Last night — between sleeps — I found the debate in my iPhone and watched it straight through (except for the closing statements). Last week, watching the debate live, I did not think Obama was especially bad, and I was surprised when the liberal pundits, instead of providing the usual spin — ideas about why their candidate was better — all simultaneously collapsed into grief over how horrible Obama was. He was tired, confused, disengaged. It was as if he were not there at all.
And so the aftermath unfolded, with this talking point — which everyone had by the time the debate had ended — got repeated over and over. The New Yorker did a cover depicting the debate with Obama represented as an empty chair.
I watched again to see what I had missed. I was an undecided voter at the time, and to me — you can see it in my live-blogging — Obama seemed low-key and mellow, "rolling out policies, pretty wonkily." That last quote referred to both men. I said: "They're not really attacking each other."
Checking my observations on second viewing, looking to see what all the commentators claim to have seen, my experience was the same. Obama's performance was surely defensible. He didn't hem and haw or pause or look sleepy. He drifted from topic to topic too much and absurdly returned to schools too many times, but it seemed to me he had chosen a strategy, which was to be a decent, thoughtful, moderate guy, perhaps because it would appeal to women (like me) and to moderate undecideds (like me).

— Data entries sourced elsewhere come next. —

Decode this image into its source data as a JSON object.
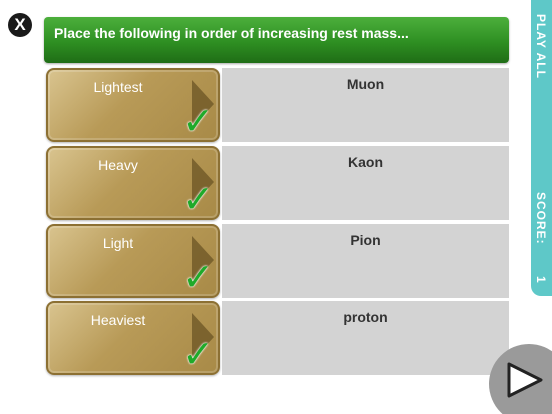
{
  "header": {
    "close_label": "X",
    "title": "Place the following in order of increasing rest mass..."
  },
  "side_tab": {
    "play_all": "PLAY ALL",
    "score_label": "SCORE:",
    "score_value": "1"
  },
  "rows": [
    {
      "label": "Lightest",
      "answer": "Muon",
      "correct": true
    },
    {
      "label": "Heavy",
      "answer": "Kaon",
      "correct": true
    },
    {
      "label": "Light",
      "answer": "Pion",
      "correct": true
    },
    {
      "label": "Heaviest",
      "answer": "proton",
      "correct": true
    }
  ],
  "icons": {
    "close": "close-icon",
    "check": "checkmark-icon",
    "arrow": "arrow-right-icon",
    "next": "play-next-icon"
  },
  "colors": {
    "header_green": "#2e8f22",
    "tile_gold": "#b89a57",
    "check_green": "#1faa2a",
    "side_teal": "#5ec8c8",
    "answer_gray": "#d3d3d3"
  }
}
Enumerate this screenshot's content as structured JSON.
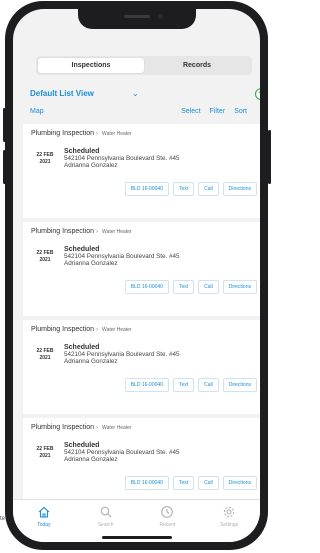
{
  "segment": {
    "tabs": [
      {
        "label": "Inspections"
      },
      {
        "label": "Records"
      }
    ]
  },
  "list": {
    "title": "Default List View",
    "chevron": "⌄",
    "add_icon": "+"
  },
  "actions": {
    "map": "Map",
    "select": "Select",
    "filter": "Filter",
    "sort": "Sort"
  },
  "cards": [
    {
      "title": "Plumbing Inspection",
      "subtitle": "Water Heater",
      "day": "22 FEB",
      "year": "2021",
      "status": "Scheduled",
      "address": "542104 Pennsylvania Boulevard Ste. #45",
      "person": "Adrianna Gonzalez",
      "record": "BLD 16-00040",
      "text": "Text",
      "call": "Call",
      "directions": "Directions"
    },
    {
      "title": "Plumbing Inspection",
      "subtitle": "Water Heater",
      "day": "22 FEB",
      "year": "2021",
      "status": "Scheduled",
      "address": "542104 Pennsylvania Boulevard Ste. #45",
      "person": "Adrianna Gonzalez",
      "record": "BLD 16-00040",
      "text": "Text",
      "call": "Call",
      "directions": "Directions"
    },
    {
      "title": "Plumbing Inspection",
      "subtitle": "Water Heater",
      "day": "22 FEB",
      "year": "2021",
      "status": "Scheduled",
      "address": "542104 Pennsylvania Boulevard Ste. #45",
      "person": "Adrianna Gonzalez",
      "record": "BLD 16-00040",
      "text": "Text",
      "call": "Call",
      "directions": "Directions"
    },
    {
      "title": "Plumbing Inspection",
      "subtitle": "Water Heater",
      "day": "22 FEB",
      "year": "2021",
      "status": "Scheduled",
      "address": "542104 Pennsylvania Boulevard Ste. #45",
      "person": "Adrianna Gonzalez",
      "record": "BLD 16-00040",
      "text": "Text",
      "call": "Call",
      "directions": "Directions"
    }
  ],
  "tabbar": {
    "items": [
      {
        "label": "Today",
        "icon": "home-icon"
      },
      {
        "label": "Search",
        "icon": "search-icon"
      },
      {
        "label": "Recent",
        "icon": "clock-icon"
      },
      {
        "label": "Settings",
        "icon": "gear-icon"
      }
    ]
  },
  "edge_text": "te",
  "colors": {
    "accent": "#1a8fd6",
    "add": "#36a852",
    "background": "#f2f2f2"
  }
}
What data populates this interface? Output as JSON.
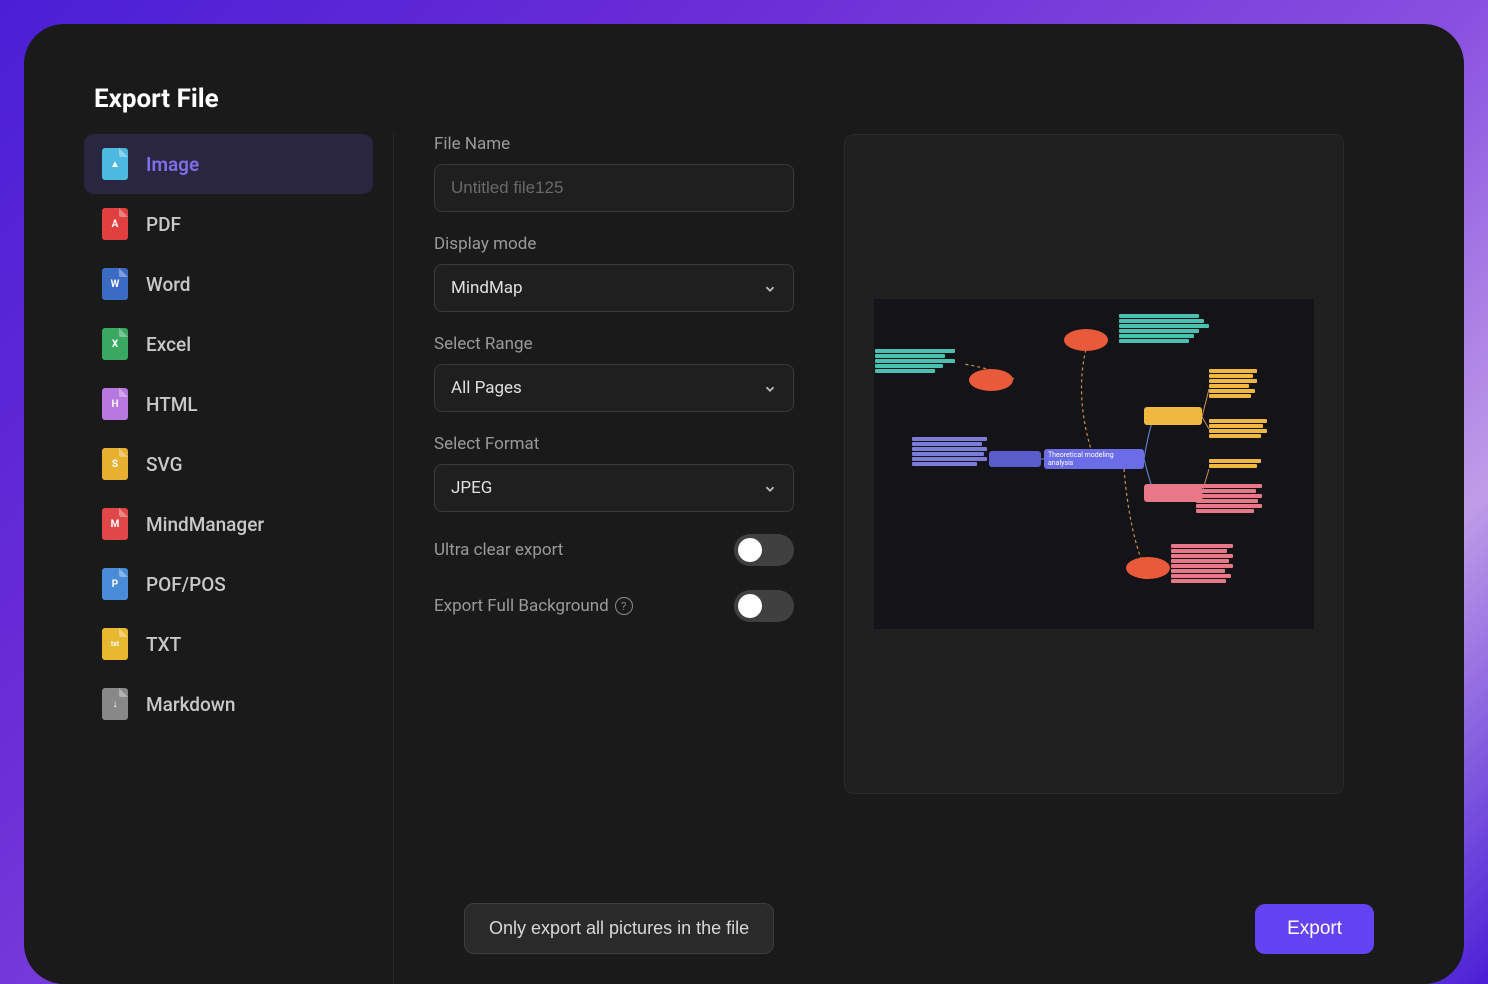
{
  "dialog": {
    "title": "Export File"
  },
  "sidebar": {
    "items": [
      {
        "label": "Image",
        "icon": "image",
        "active": true
      },
      {
        "label": "PDF",
        "icon": "pdf"
      },
      {
        "label": "Word",
        "icon": "word"
      },
      {
        "label": "Excel",
        "icon": "excel"
      },
      {
        "label": "HTML",
        "icon": "html"
      },
      {
        "label": "SVG",
        "icon": "svg"
      },
      {
        "label": "MindManager",
        "icon": "mm"
      },
      {
        "label": "POF/POS",
        "icon": "pof"
      },
      {
        "label": "TXT",
        "icon": "txt"
      },
      {
        "label": "Markdown",
        "icon": "md"
      }
    ]
  },
  "form": {
    "fileName": {
      "label": "File Name",
      "placeholder": "Untitled file125",
      "value": ""
    },
    "displayMode": {
      "label": "Display mode",
      "value": "MindMap"
    },
    "selectRange": {
      "label": "Select Range",
      "value": "All Pages"
    },
    "selectFormat": {
      "label": "Select Format",
      "value": "JPEG"
    },
    "ultraClear": {
      "label": "Ultra clear export",
      "value": false
    },
    "fullBackground": {
      "label": "Export Full Background",
      "value": false
    }
  },
  "preview": {
    "centerNode": "Theoretical modeling analysis"
  },
  "footer": {
    "secondaryButton": "Only export all pictures in the file",
    "primaryButton": "Export"
  },
  "icon_letters": {
    "image": "▲",
    "pdf": "A",
    "word": "W",
    "excel": "X",
    "html": "H",
    "svg": "S",
    "mm": "M",
    "pof": "P",
    "txt": "txt",
    "md": "↓"
  }
}
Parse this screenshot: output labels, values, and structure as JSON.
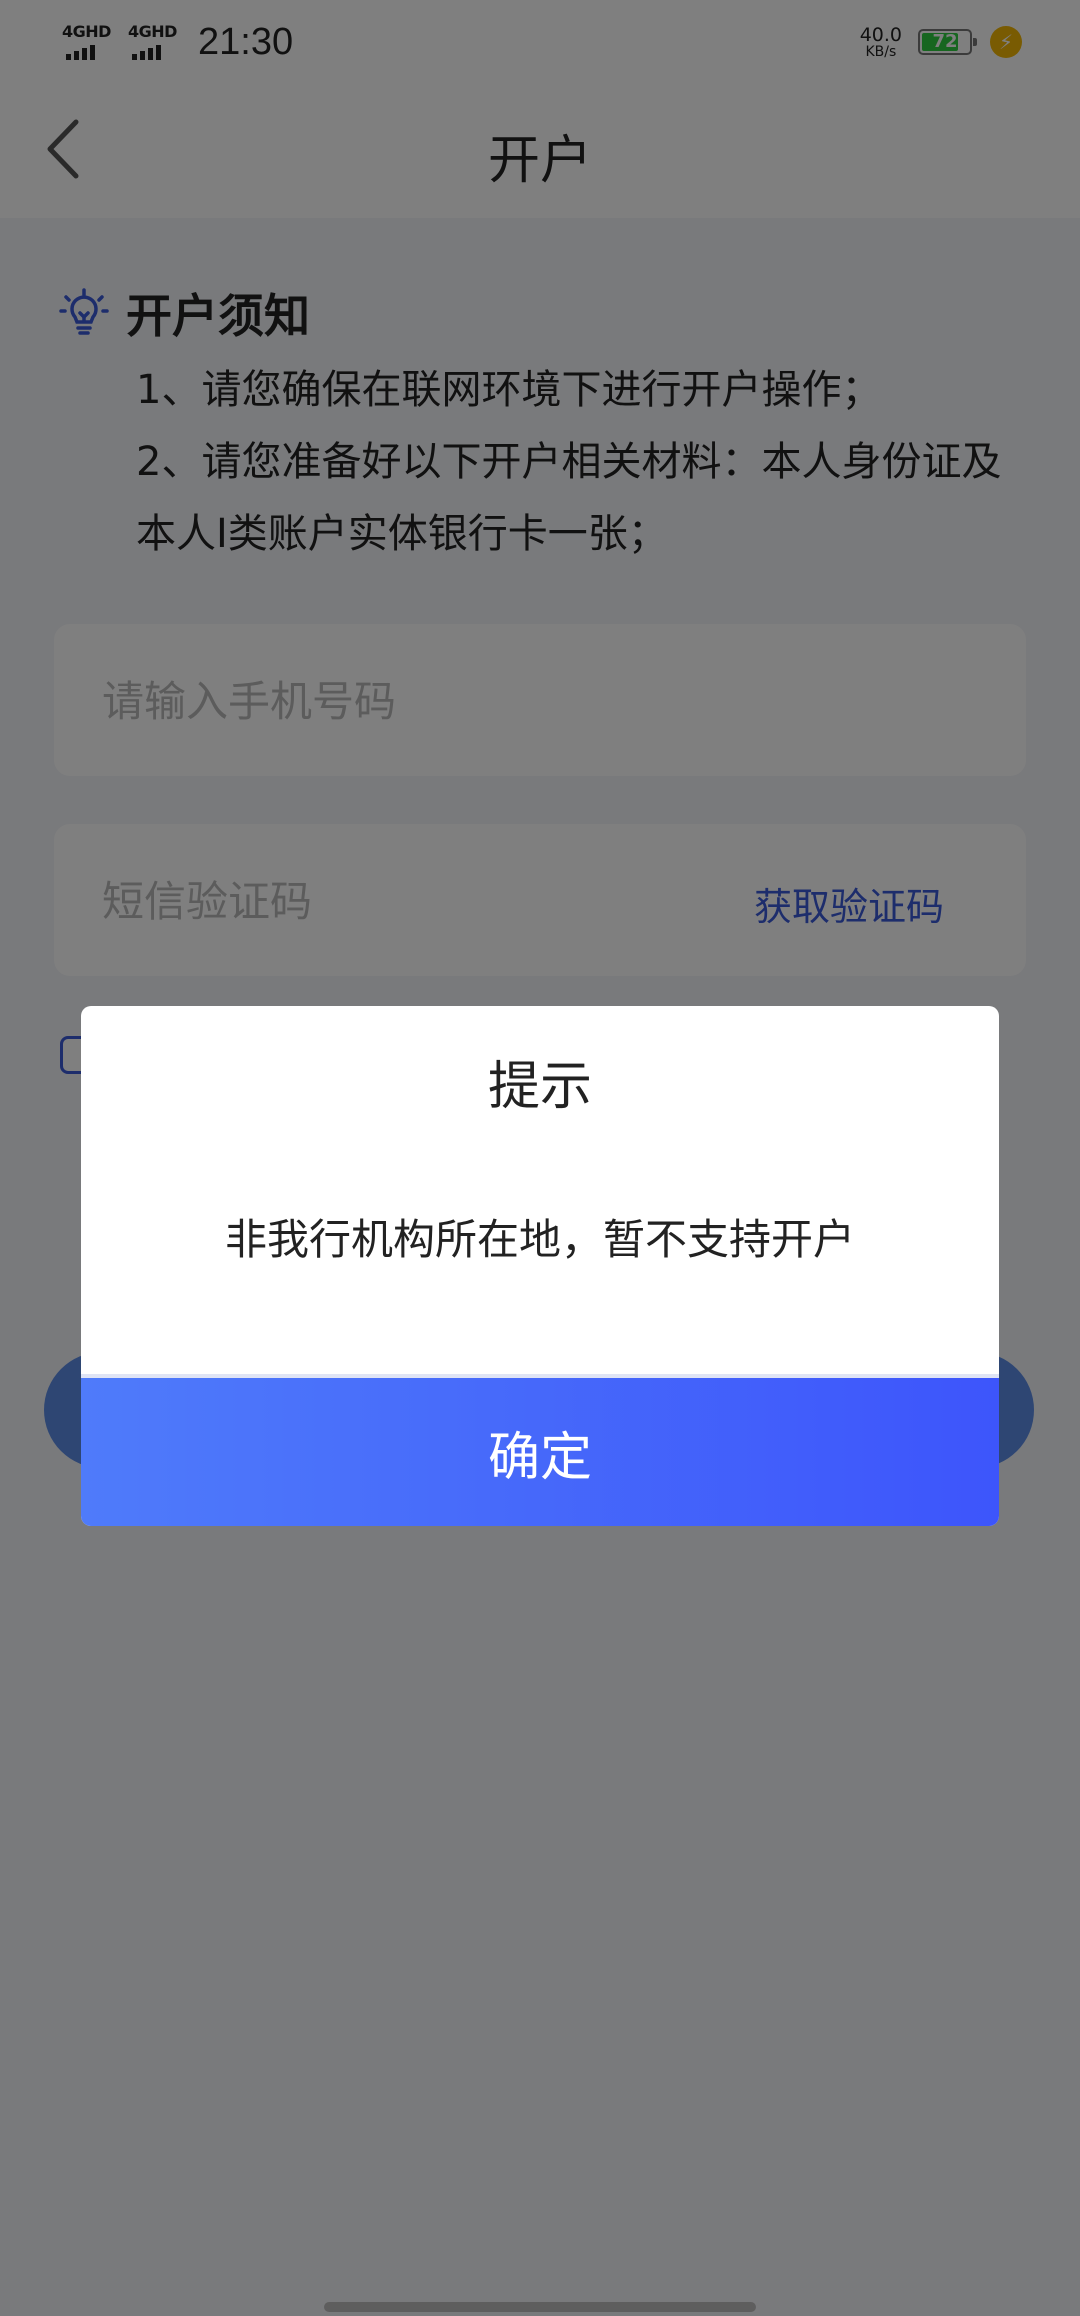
{
  "status_bar": {
    "network1": "4GHD",
    "network2": "4GHD",
    "time": "21:30",
    "speed_value": "40.0",
    "speed_unit": "KB/s",
    "battery": "72"
  },
  "nav": {
    "title": "开户"
  },
  "notice": {
    "title": "开户须知",
    "line1": "1、请您确保在联网环境下进行开户操作；",
    "line2": "2、请您准备好以下开户相关材料：本人身份证及本人I类账户实体银行卡一张；"
  },
  "form": {
    "phone_placeholder": "请输入手机号码",
    "sms_placeholder": "短信验证码",
    "get_code_label": "获取验证码"
  },
  "dialog": {
    "title": "提示",
    "message": "非我行机构所在地，暂不支持开户",
    "confirm_label": "确定"
  },
  "colors": {
    "accent": "#3a5ad9",
    "confirm_gradient_start": "#4f7bfa",
    "confirm_gradient_end": "#3d55fb",
    "battery": "#2ecc40"
  }
}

Why didn't the commentators who should have defended him defend him on that ground? Even if you think I'm wrong, we're talking about spin. What I'm saying is at least plausible spin, but we didn't hear it. Why? That's the puzzle before me, and I have the answer. There had to have been a coordinated decision to go with the talking point: Obama was terrible. He was tired, disengaged, unprepared. Shocking! But why would Obama's supporters coordinate to tell the story that way? What a weird thing to choose to put in our minds?
Here's why they did it. Romney was so much better than Obama. Romney was vigorous, vividly in command of the facts, principles of economics, free-market ideology. Like Obama, he had a strategy to appeal to moderates, and he jumped into the moderate ground and occupied it — stunningly — with modesty and charm. He radiated competence and readiness to work for us. There he stood, the brilliant candidate, who wants only to help us, knows how to help us, and deeply, passionately cares that we need help. Wow.
Don't let that be the story! Don't look at that! Look at pathetic woeful Obama. He was off his game. That's not good for Obama — as his drop in the polls shows — but it was better than the alternative: talking about how Romney dramatically topped the President — the President, who came to the debate with all the gravitas of the presidency and all the knowledge and understanding that he has through working as the President these last 4 years.
The meme The Bad Obama was — colluding pundits decided — preferable to The Great Romney.